As a first-year principal, I sat uneasily in a police station waiting for information about my ninth-grade student Michael. Suddenly, his mother Angela arrived, her eyes wide open, her forehead creased, her mouth set. She was calm but ready to go to battle for her son. Angela walked straight up to the counter and asked to see Michael, chiding the officer that it was unacceptable to hold a 14-year-old without clearly communicating the reason to an advocate. By then, we believed that Michael had been the victim of police brutality, although officers would soon charge him with resisting arrest.

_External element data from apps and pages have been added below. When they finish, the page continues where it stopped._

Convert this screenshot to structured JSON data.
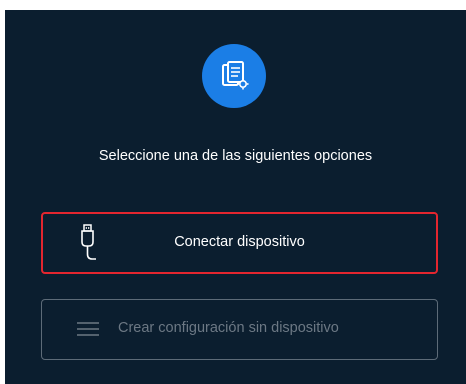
{
  "app_icon": "document-settings-icon",
  "instructions": "Seleccione una de las siguientes opciones",
  "options": [
    {
      "label": "Conectar dispositivo",
      "icon": "usb-cable-icon",
      "state": "highlighted"
    },
    {
      "label": "Crear configuración sin dispositivo",
      "icon": "menu-lines-icon",
      "state": "disabled"
    }
  ],
  "colors": {
    "background": "#0b1e2f",
    "accent": "#1b7ee6",
    "highlight_border": "#e3262f",
    "disabled_text": "#6c7884"
  }
}
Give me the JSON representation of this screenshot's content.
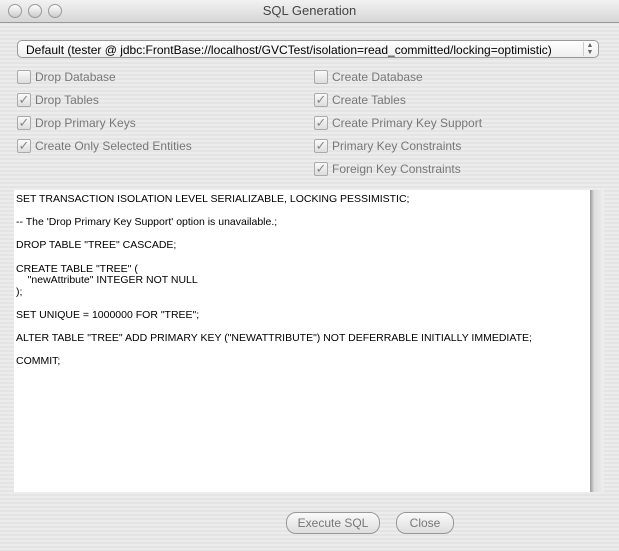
{
  "window": {
    "title": "SQL Generation"
  },
  "connection": {
    "selected": "Default (tester @ jdbc:FrontBase://localhost/GVCTest/isolation=read_committed/locking=optimistic)"
  },
  "options_left": [
    {
      "label": "Drop Database",
      "checked": false
    },
    {
      "label": "Drop Tables",
      "checked": true
    },
    {
      "label": "Drop Primary Keys",
      "checked": true
    },
    {
      "label": "Create Only Selected Entities",
      "checked": true
    }
  ],
  "options_right": [
    {
      "label": "Create Database",
      "checked": false
    },
    {
      "label": "Create Tables",
      "checked": true
    },
    {
      "label": "Create Primary Key Support",
      "checked": true
    },
    {
      "label": "Primary Key Constraints",
      "checked": true
    },
    {
      "label": "Foreign Key Constraints",
      "checked": true
    }
  ],
  "sql": "SET TRANSACTION ISOLATION LEVEL SERIALIZABLE, LOCKING PESSIMISTIC;\n\n-- The 'Drop Primary Key Support' option is unavailable.;\n\nDROP TABLE \"TREE\" CASCADE;\n\nCREATE TABLE \"TREE\" (\n\t\"newAttribute\" INTEGER NOT NULL\n);\n\nSET UNIQUE = 1000000 FOR \"TREE\";\n\nALTER TABLE \"TREE\" ADD PRIMARY KEY (\"NEWATTRIBUTE\") NOT DEFERRABLE INITIALLY IMMEDIATE;\n\nCOMMIT;",
  "buttons": {
    "execute": "Execute SQL",
    "close": "Close"
  }
}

Minutes later, another officer escorted us brusquely to an interrogation room and said that he would bring Michael. While we waited, I listened to Angela quietly share her feelings about the situation and the unjust outcome she was anticipating. As much as I wanted to offer answers, I focused my heart and mind on hearing her perspectives as an African-American mother.
This incident left me with lingering questions about how educators can become real allies to our parents, particularly across racial and class differences. What does it mean to be an ally? What behaviors foster an alliance with parents, and what can get in the way? Over ten years later, I understand that the first step is almost always listening.
As educators, we have been trained to act as experts. We wield knowledge as a professional panacea and struggle to simply listen when parents express their concerns and feelings. Lacking tools for reflection, we may jump to defend ourselves or discount the parent's version of events as a way to manage our own discomfort. But as listening educators, we can develop a toolkit that guides us gently in a different direction.
Here are four ways that listening educators can build meaningful alliances with parents.
1. Think Before You React
We all have sensitivities that can be triggered by a distraught parent. A parent's concern or issue may provoke feelings of defensiveness, judgment, or conflicting values. It is essential to cultivate mindfulness about your own triggers, to interrupt running negative stories that you hold about a parent, and to breathe deeply into the business of listening. As you notice your triggers and slow down your reaction, new interpretations and responses become available.
2. Be Fully Present
As you soften your defenses, work to become fully present as a listener. This requires that you cue your brain, body, and heart to open to whatever the parent has to say (even if it's hard to hear). Sometimes, I'll literally say in my head, "All you need to do right now is be present and listen." Presence requires that you set aside your phone, paperwork, and other distractions to offer the pure gift of attention to another human being. Believe me, parents will notice the difference, and a palpable sense of trust will begin to emerge.
3. Don't Offer a Quick Fix
As tempting as it may be to leap into problem solving, try not to go there first. Particularly when working across difference, your attempt at "solving" the issue may signal to a parent that you don't really understand his or her struggles. Instead, take time to honor and explore the complexity of the problem, asking questions to consider different angles. If a parent expresses concern around a child’s performance and asks if you have a bias against the child, you may feel insulted. But what if you said, "Wow, I don't want any of my students to feel that I'm biased against them. I care about them all. Can you share more about what I'm doing to create this perception?" It is also powerful to ask, "How can I become a stronger ally with you and your child?"
4. Commit to Following Up
Trust isn't built during a single interaction. It emerges over time when we listen, stay present, and circle back to establish open channels of communication with parents. If a parent brings you a concern, listen to and explore that concern, ask what support he or she is seeking, and set a time to check back in. Even when the primary issue is resolved, it's powerful to send an email, make a call, or walk up to the parent at school to say, "How are things going, really?" By simply reaching out, you will be helping to cultivate trust and alliance.
Parents know a listening educator when they meet one, but the good news is that we can all grow into this transformational approach to working with our families. I think back to my police station conversation with Angela and recall my urgent desire to tell her what I had done and would do to support her son. At the end of the day, my real work was to quiet my mind and listen to her voice. Through this simple shift, I learned so much more and became positioned as a real advocate.
When and how do you do your best listening with parents? What ways have you found that help parents to express themselves honestly? When have you struggled to build an alliance with a parent, and what did you learn?